20 January 2018, Saturday, 14:24

Andrei Sannikov: New Ukraine’s government shouldn’t repeat Yushchenko’s mistakes


Ukraine cannot conduct a dialogue on democracy with the West and at the same time recognize the dictatorship in Belarus.

It has been stated by the presidential candidate in Belarus in the election-2010, the leader of “European Belarus” civil campaign Andrei Sannikov, who comments the results of the presidential election in Ukraine for charter97.org.

- What is your estimation of the election results in Ukraine? Will the policy of Ukraine towards Belarus change after the presidential election held on May 25, and the victory of Petro Poroshenko?

- First of all, I would like to sincerely congratulate the Ukrainian nation, who has displayed a unique responsibility and courage, by making their choice in the first round, despite the situation of military activities on their territory actually. And certainly I want to congratulate Petro Poroshenko, as well as Vitaly Klitschko with their being elected President of Ukraine and Kyiv’s mayor.

I think that the mandate given by voters to the new president provides that he should advance democratic values, and reinforce democratic institutions in the country. The new authorities in Ukraine have a moral obligation to the people who had committed a democratic revolution: first of all, to Ukrainians, and to thousands of Belarusians, who fought for freedom at the barricades of Maidan.

This mandate does not sanction support and development of relations with the dictatorship in Belarus. I hope that the new authorities of Ukraine understand that well, but still I want to remind them that relations with the dictatorial regime of Belarus were a constituent part of President Yushchenko’s policy, which ended in his defeat and Yanukovych’s rise to power.

We, Belarusians, naturally hope that Petro Poroshenko would not repeat these mistakes. Unlike Ukraine, the dictator in Belarus does not have any desire to become closer to Europe. No double standards should be used towards this regime, that is, Ukraine cannot conduct a dialogue about democracy with the West and at the same time recognize the dictatorship in Belarus.
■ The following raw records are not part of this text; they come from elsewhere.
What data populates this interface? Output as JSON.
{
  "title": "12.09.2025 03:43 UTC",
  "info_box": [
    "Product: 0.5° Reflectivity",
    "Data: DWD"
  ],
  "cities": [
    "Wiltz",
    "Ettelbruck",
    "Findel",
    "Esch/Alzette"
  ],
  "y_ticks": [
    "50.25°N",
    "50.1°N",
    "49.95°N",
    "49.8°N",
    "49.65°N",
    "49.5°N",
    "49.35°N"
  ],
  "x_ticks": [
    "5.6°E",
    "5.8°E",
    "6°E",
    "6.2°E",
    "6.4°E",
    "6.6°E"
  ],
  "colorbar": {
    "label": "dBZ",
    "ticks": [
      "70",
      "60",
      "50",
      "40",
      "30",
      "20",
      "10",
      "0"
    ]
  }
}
The legitimate president cannot be placed on the same shelf with the usurper, who stays in power illegally.

- Nevertheless, over the last two days Petro Poroshenko has mentioned “long-standing good relations” with the Belarusian dictator twice…

- There have been complicated issues between Minsk and Kyiv, firstly about the border, but they were solved in Lukashenka’s style, that is, by blackmailing. The same attitude on his part is to continue. That is why it is extremely important for the new government of Ukraine to underpin the basic values, due to which they are going to move into Europe, in fact, not in word, and to understand that these values do not allow an inexplicit attitude to a dictatorship. There should be a principled position towards a dictatorship, and only in this way Ukraine would be able to make headway.

- Yesterday the Secretary of the National Security Council of Ukraine informed that withdrawal of Russian troops was noticed for the first time. However, large-scale military exercise in Voronezh region with participation of Belarus is underway now. Can we say that the threat of invasion to Ukraine has decreased after the presidential election?

- In its plans the Kremlin gives Belarus a role of foothold for creating a threat near the Ukrainian borders from the side of Minsk and of using Belarus in its military plans, which includes invasion of Ukraine.

Joint military exercises of different levels and formats, routinely held in recent times, show that Belarus under Lukashenka is viewed as a territory for exerting pressure on Ukraine. Once again the Ukrainian nation has demonstrated their maturity, and prevented thwarting the election by Russia. It gives a good impulse to future development, but the situation remains extremely tense.

It is quite obvious for me that the Kremlin would not stop its attempts to destabilize the situation and continue to pull Ukraine to pieces. The presidential election has become a vivid demonstration of the nation’s will to keep the unity of the country, both in terms of its territory and the choice of the strategic direction. I think that after its defeat Russia is going to take a time-out externally, but would try to formalize illegal formations in the South East of Ukraine and continue its subversive activities.

- The head of the Foreign Ministry of Russia has spoken about talks as well, however Sergei Lavrov opposed participation of the EU and the US as mediators in them.

- Russia would have to deal with the new authorities, but it will continue the policy of blackmailing, and primarily economic blackmailing. Without intermediaries Moscow wants to agree upon formalization of the plans to destabilize the situation in Ukraine which it still has. In this context it is really important for the new Ukrainian authorities not to forget the illegal armed annexation of Crimea. It is to become an acid test in the relations with Russia. Actually, I think that the Ukrainian authorities should consider the variant of direct talks with Russia.

The Kremlin has less and less bargaining chips, as now it is simply impossible to challenge the legitimacy of the elected president. In the complicated situation the election took place as it happens in European states. Poroshenko has been recognized by everyone already in fact, he has been recognized worldwide, and now it is necessary to talk to Russia from a different stance: as a completely legitimate power which represents the united country.